The Power of Possibility – Starting the Conversation around Strategic Partnerships

Presented by Kate Barr, president & CEO, Propel Nonprofits; Bob Harrington, partner, La Piana Consulting; and Jenifer Gager Holland, senior director of programs & consulting, BoardSource

In this session, panelists Bob Harrington and Kate Barr shared their reflections on what’s possible when organizations come together for long-term durable partnerships. Moderated by Jenifer Holland, the panel offered insights about what works, pitfalls to avoid, and strategies for nonprofit leaders interested in exploring options for collaboration. Here are some of the session’s takeaways:
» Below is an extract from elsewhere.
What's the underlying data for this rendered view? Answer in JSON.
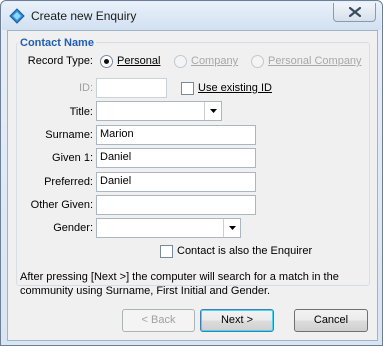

  • Partnerships come in all shapes and sizes. While some nonprofits join forces to conduct mutual client referrals and or to merge corporate structures, a vast and varied range of partnerships can be found between those two poles. Nonprofits wishing to fulfill their core purposes unconstrained by organizational boundaries have options. For example, they might form an alliance, offer (or seek) fiscal sponsorship, or engage in joint programming together. The audience was directed to a “collaborative map” designed by La Piana Consulting and The Power of Possibility website for additional resources about the range of long-term, durable partnerships.
  • Successful collaborators are always scanning the horizon. The practice of taking stock of other nonprofits in your operating environment need not be relegated to a sustainability planning exercise. Organizations that understand the power of possibility are constantly paying attention to organizations that are relevant to their core purposes. Dedicating the time to cultivating an understanding of peer organizations’ priorities, strengths, and challenges allows you to proactively seize on the moments when an alliance might do the most good.
  • Thoughtful partnerships are intentional. Even if the partnership itself wasn’t planned from ground zero, such as was the case with EMPath (an organization profiled on The Power of Possibility website), in the big picture, the kind of partnerships that surpass short-term serial relationships take time. Just because a strategic alliances and restructuring options doesn’t require a change in legal structure, doesn’t mean that it doesn’t require relationship-building and trust. Board members and chief executives are served well when they set a tone for one another of honest, open, exploration, and when they set aside time to build relationships and assess partner and cultural alignment. The good news is that short-term, one-time partnerships — when successful — can set the stage for other opportunities. For example, it is not uncommon for organizations that ultimately merge to have previously engaged in joint programming together. 
  • Proactive honesty is the best policy. Nonprofit leaders sometimes worry about what others with think if they engage in a mutual exploration of a long-term collaboration with one another. What will donors think? What will staff think? What will the community-at-large or other stakeholders think? Thankfully, you don’t have to have a crystal ball to communicate effectively. A commitment to sharing information proactively as you consider long-term strategic alliances and partnerships goes a long way toward building and retaining trust — even if the message is simple or not-yet-comprehensive. While you don’t have to reveal details prematurely, you and your potential partner can share information proactively in phases. It’s OK to tell donors or staff: “We’re in an exploration phase, and it’s not yet clear what the outcome will be. We’ll share further details when available.

Session materials